October 11, 2013 Comments Off
Dallas-based Urban Farming Operation Seeks to Reduce, Reclaim and Repurpose its Way to Profitability
The co-owners got a thorough education in farming from the Farmer Veteran Coalition (FVC), a nonprofit that helps get returning veterans funded and into farming.
By Abbie Stutzer
June 20, 2013
Since Eat the Yard’s inception, Jeffers and Smith have worked to make the organization a complete, closed-loop system. “[We thought that] if we were going to sell to restaurants and were going to get into urban farming, we wanted to do it as off the grid and as green as we possibly could,” Jeffers said. To achieve a closed-loop system, the co-owners take compost and oil-waste from one of the Dallas restaurants with which Eat the Yard does business.
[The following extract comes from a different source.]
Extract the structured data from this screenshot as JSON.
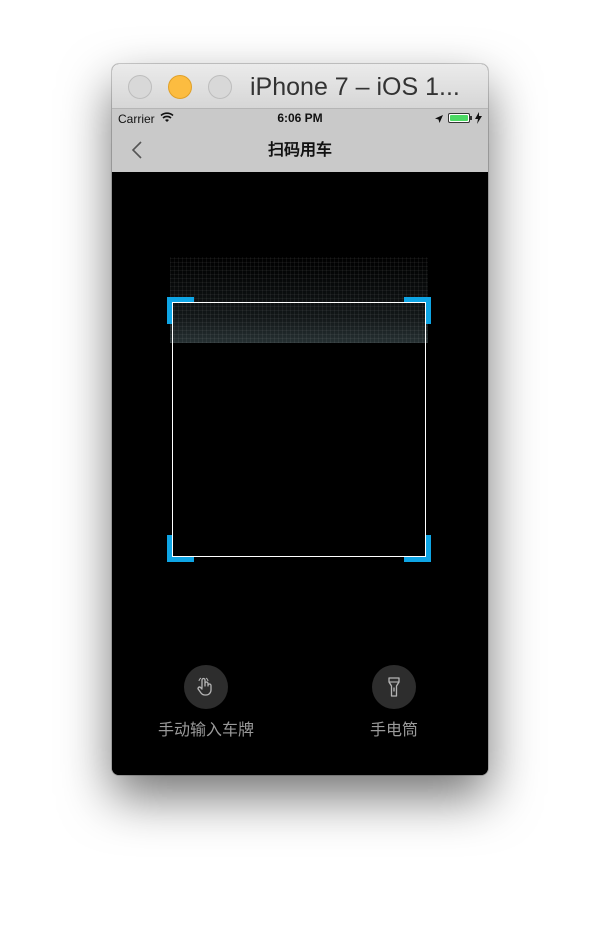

Jeffers and Smith then break the materials down into compost, and grow more vegetables to sell back to the restaurant. Eventually, the duo wants to use the oil to make biodiesel to run the organization’s truck.
June 27, 2013 Comments Off
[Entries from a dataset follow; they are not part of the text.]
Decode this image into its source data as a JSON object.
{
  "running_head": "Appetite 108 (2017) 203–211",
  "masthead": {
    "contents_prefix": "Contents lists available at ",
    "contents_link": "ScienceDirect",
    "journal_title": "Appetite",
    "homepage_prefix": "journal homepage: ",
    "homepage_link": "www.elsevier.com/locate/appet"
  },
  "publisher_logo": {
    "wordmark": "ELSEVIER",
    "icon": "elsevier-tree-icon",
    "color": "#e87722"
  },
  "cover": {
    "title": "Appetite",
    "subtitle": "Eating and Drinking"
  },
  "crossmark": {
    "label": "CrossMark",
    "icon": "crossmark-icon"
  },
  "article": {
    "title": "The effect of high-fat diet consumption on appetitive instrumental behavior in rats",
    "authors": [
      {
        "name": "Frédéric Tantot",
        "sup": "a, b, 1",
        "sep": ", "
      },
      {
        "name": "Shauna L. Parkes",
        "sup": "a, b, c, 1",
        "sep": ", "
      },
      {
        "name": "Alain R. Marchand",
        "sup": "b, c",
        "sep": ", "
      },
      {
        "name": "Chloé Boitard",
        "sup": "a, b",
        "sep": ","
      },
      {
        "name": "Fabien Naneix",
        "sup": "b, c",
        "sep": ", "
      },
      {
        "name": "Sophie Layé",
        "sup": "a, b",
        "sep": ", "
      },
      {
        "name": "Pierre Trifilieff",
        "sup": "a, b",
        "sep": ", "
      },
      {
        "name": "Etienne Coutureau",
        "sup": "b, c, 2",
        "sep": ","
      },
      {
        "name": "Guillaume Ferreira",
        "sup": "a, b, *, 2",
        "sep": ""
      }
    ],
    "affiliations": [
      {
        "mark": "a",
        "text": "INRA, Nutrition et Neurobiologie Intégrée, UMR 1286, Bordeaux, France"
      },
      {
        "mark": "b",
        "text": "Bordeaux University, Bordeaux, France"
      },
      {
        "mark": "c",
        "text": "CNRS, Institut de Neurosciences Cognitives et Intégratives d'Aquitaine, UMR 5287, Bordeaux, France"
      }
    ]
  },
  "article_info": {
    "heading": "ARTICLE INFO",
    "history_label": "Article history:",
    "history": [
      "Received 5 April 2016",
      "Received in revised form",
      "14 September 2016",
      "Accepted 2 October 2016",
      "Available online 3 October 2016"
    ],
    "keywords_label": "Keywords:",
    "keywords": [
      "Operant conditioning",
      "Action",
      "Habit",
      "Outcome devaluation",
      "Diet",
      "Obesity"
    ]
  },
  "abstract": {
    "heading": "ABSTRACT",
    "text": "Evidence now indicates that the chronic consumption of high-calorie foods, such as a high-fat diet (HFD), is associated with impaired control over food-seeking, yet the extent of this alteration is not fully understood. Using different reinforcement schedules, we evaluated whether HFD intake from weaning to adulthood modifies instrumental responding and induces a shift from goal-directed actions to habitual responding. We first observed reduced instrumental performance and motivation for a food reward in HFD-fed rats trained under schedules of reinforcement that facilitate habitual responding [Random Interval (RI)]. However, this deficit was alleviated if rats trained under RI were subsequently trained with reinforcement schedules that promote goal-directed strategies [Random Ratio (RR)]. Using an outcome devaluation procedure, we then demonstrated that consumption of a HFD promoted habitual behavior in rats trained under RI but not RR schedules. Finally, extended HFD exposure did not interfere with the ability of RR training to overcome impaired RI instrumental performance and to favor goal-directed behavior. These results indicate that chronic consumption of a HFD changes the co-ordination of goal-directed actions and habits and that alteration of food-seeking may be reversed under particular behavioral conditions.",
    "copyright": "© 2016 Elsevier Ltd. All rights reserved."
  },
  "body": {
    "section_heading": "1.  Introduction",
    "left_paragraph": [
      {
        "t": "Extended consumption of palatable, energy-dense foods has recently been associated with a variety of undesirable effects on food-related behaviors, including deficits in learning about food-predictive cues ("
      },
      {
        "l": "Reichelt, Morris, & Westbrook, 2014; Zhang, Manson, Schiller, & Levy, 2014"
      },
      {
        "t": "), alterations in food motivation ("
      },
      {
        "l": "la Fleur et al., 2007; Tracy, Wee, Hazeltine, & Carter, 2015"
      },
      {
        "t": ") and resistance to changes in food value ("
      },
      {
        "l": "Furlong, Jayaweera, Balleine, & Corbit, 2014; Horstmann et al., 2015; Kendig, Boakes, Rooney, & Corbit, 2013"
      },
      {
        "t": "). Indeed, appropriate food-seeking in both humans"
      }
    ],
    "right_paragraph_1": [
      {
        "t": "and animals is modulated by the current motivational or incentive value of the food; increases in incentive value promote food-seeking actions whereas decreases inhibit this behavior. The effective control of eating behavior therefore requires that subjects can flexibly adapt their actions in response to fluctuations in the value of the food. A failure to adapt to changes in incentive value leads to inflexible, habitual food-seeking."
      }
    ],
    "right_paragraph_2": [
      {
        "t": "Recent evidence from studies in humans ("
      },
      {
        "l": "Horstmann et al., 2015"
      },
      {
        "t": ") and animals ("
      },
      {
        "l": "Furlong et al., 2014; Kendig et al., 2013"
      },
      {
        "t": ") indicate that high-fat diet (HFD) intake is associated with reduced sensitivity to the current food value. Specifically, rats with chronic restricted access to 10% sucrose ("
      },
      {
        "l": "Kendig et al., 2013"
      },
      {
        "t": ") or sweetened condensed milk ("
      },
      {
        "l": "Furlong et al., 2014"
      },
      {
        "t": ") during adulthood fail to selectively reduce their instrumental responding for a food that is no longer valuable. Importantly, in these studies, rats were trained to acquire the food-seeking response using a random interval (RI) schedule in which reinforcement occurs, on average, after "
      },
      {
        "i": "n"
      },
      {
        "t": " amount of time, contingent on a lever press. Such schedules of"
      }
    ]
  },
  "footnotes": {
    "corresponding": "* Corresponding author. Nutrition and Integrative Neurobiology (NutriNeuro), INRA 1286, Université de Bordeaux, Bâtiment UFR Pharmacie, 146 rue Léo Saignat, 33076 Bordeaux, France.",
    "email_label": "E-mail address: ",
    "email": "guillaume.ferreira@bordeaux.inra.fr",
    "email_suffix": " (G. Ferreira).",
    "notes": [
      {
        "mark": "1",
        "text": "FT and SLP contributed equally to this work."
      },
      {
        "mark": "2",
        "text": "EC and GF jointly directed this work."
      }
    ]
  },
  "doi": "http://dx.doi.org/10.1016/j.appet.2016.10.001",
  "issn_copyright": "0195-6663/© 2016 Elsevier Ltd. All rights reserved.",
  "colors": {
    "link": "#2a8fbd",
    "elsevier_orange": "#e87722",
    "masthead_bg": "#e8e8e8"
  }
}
“The idea of taking a skyscraper and turning it into a vertical farming complex is absolutely ridiculous from an energy perspective.”
By Michaeleen Doucleff
May 21, 2013
The idea of taking a skyscraper and turning it into a vertical farming complex is absolutely ridiculous from an energy perspective,” says horticulturist Cary Mitchell of Purdue University, who’s been working on ways to grow plants in space for more than 20 years.
The future of vertical farming, Mitchell thinks, lies not in city skyscrapers, but rather in large warehouses located in the suburbs, where real estate and electricity are cheaper.
May 26, 2013 Comments Off
‘iQ by Intel’ is brought to you by the employees of Intel
By Luke Kintigh,
iQ Managing Edito
Aug 16, 2012
Referring to BrightFarms hydroponic greenhouses.
Sensors throughout the greenhouse will feed information back to a central computer system, which is programmed to make intelligent decisions about growing factors such as temperature, humidity, and wind speed. If the greenhouse becomes too hot, roof vents will automatically open. If it remains overheated, fans switch on; and if that’s still not enough, a shade will draw down. The computer even knows what conditions are like outside, so it won’t open the roof if it’s raining.
May 1, 2013 Comments Off
“I would later describe this sight to friends and family as my come-to-Jesus moment.”
By Roman Gausmar
The Atlantic Cities
On an early June morning in 2010, I stood outside the Aquaponics research facility at the University of Applied Sciences, perched on a green hilltop in Wädenswil, Switzerland, 20 minutes outside Zurich. The lab director, Andreas Graber, had finally given in to my persistent calls requesting a visit. Graber, Switzerland’s most prolific aquaponics researcher, had been publishing on the subject for eight years — a long time in this young field.
March 9, 2013 Comments Off